ANN SCOTT TYSON: Well, another interesting finding of this report was essentially that, when they tried that in Baghdad over the summer and the fall, when they increased the levels of U.S. troops and, to a certain extent, Iraqi troops they found that that strategy did not produce results.
They found that the violence in Baghdad dipped slightly in August, but then very quickly rebounded in September, as insurgents and sectarian militia, in some cases aided by Iraqi police, were able to adapt and quickly escalate the violence again.
So, yes, I think that, as General Schoomaker, the Army chief of staff, said recently, they only want to increase troops with a measurable purpose. They want to know that they're going in there to achieve something, not simply to be thrown at the problem blindly.
RAY SUAREZ: Earlier in the program tonight, we heard Tony Snow tell reporters at the White House that there was no daylight between the administration and the service chiefs on this question. But what did your reporting turn up? And was this something that was common across all the service leaders?
ANN SCOTT TYSON: Well, our reporting has turned up, among the chiefs here, that those who provide the forces, yes, a reluctance. I think Secretary Rumsfeld, just before he departed, also referred to this. They want a purpose in troop increases.
Now, these are the men who have to deal with the recruiting problems, the strain on the force.
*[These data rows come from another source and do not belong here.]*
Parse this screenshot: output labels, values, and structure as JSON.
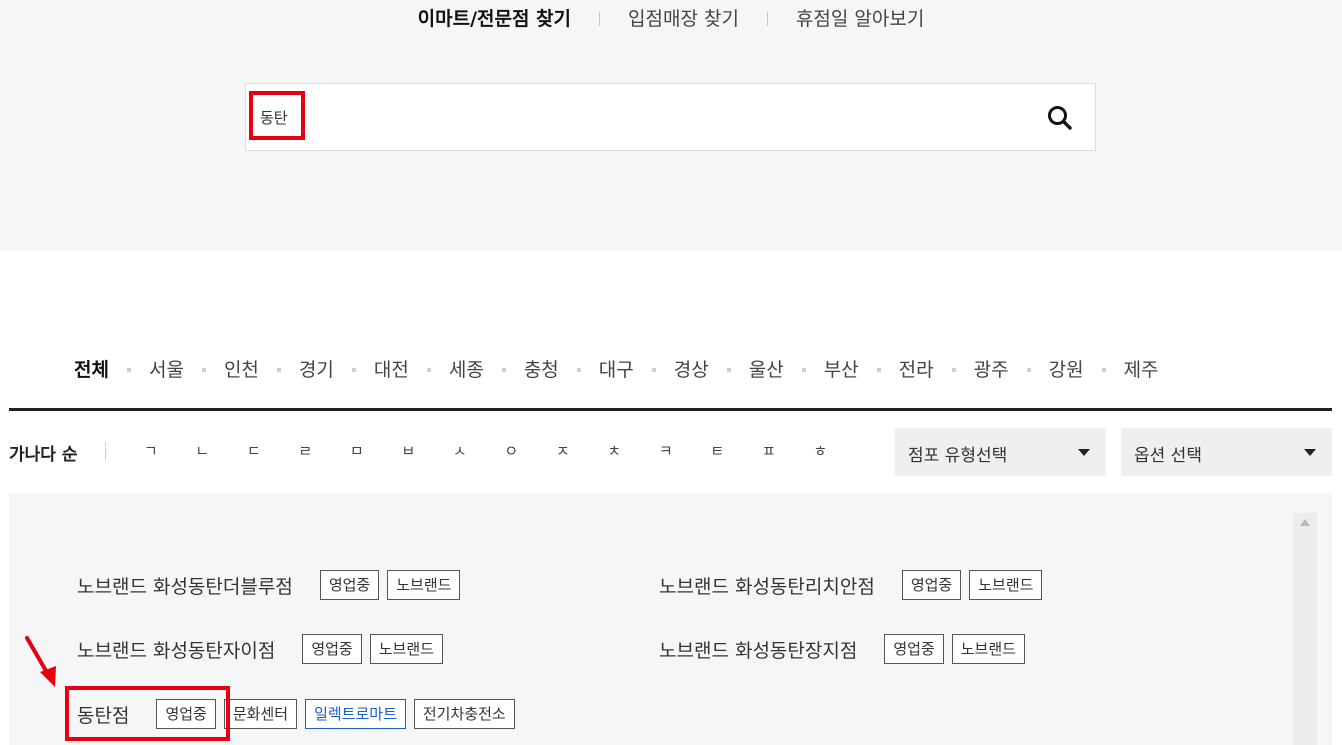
{
  "top_tabs": [
    {
      "label": "이마트/전문점 찾기",
      "active": true
    },
    {
      "label": "입점매장 찾기",
      "active": false
    },
    {
      "label": "휴점일 알아보기",
      "active": false
    }
  ],
  "search": {
    "value": "동탄",
    "icon": "search-icon"
  },
  "regions": [
    "전체",
    "서울",
    "인천",
    "경기",
    "대전",
    "세종",
    "충청",
    "대구",
    "경상",
    "울산",
    "부산",
    "전라",
    "광주",
    "강원",
    "제주"
  ],
  "filter": {
    "sort_label": "가나다 순",
    "consonants": [
      "ㄱ",
      "ㄴ",
      "ㄷ",
      "ㄹ",
      "ㅁ",
      "ㅂ",
      "ㅅ",
      "ㅇ",
      "ㅈ",
      "ㅊ",
      "ㅋ",
      "ㅌ",
      "ㅍ",
      "ㅎ"
    ],
    "store_type_select": "점포 유형선택",
    "option_select": "옵션 선택"
  },
  "stores": [
    {
      "name": "노브랜드 화성동탄더블루점",
      "tags": [
        "영업중",
        "노브랜드"
      ]
    },
    {
      "name": "노브랜드 화성동탄리치안점",
      "tags": [
        "영업중",
        "노브랜드"
      ]
    },
    {
      "name": "노브랜드 화성동탄자이점",
      "tags": [
        "영업중",
        "노브랜드"
      ]
    },
    {
      "name": "노브랜드 화성동탄장지점",
      "tags": [
        "영업중",
        "노브랜드"
      ]
    },
    {
      "name": "동탄점",
      "tags": [
        "영업중",
        "문화센터",
        "일렉트로마트",
        "전기차충전소"
      ]
    }
  ],
  "colors": {
    "highlight": "#e60012",
    "accent_blue": "#1a5fd0"
  }
}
Now, that does not rule out the possibility that General Casey over in Iraq might decide to ask for more troops for some sort of a temporary surge.
But even his superior commander, General Abizaid, has stated publicly that even an increase of Marines and Army troops of 20,000 is not sustainable. And, clearly, the readiness ratings of the Army show that there are not troops prepared for other contingencies.
So there are a lot of competing pressures here. I don't think that the chiefs are saying they're unable to do it, but I think they're saying that it would come at a cost.
RAY SUAREZ: And the president spoke to your paper today and mentioned that he's ready to increase the size overall of the services, too, didn't he?
ANN SCOTT TYSON: Yes, and that's something that they very much want. Both the Army and the Marine Corps are saying that they do not have enough troops to accomplish even their current missions, let alone any future surge.
RAY SUAREZ: And how long are we talking about? When you set a new goal for the size of a force, is that something that takes place over a number of years?
ANN SCOTT TYSON: Yes, the Army has been trying to grow already for the past few years. They're now at about 507,000 active-duty Army soldiers. They're trying to get to 512,000. But the Army chief predicted that they could grow approximately 7,000 a year, 6,000 to 7,000, and maybe more, with added incentives, so it would take time.
RAY SUAREZ: Ann Scott Tyson of the Washington Post, thanks for being with us.
ANN SCOTT TYSON: My pleasure.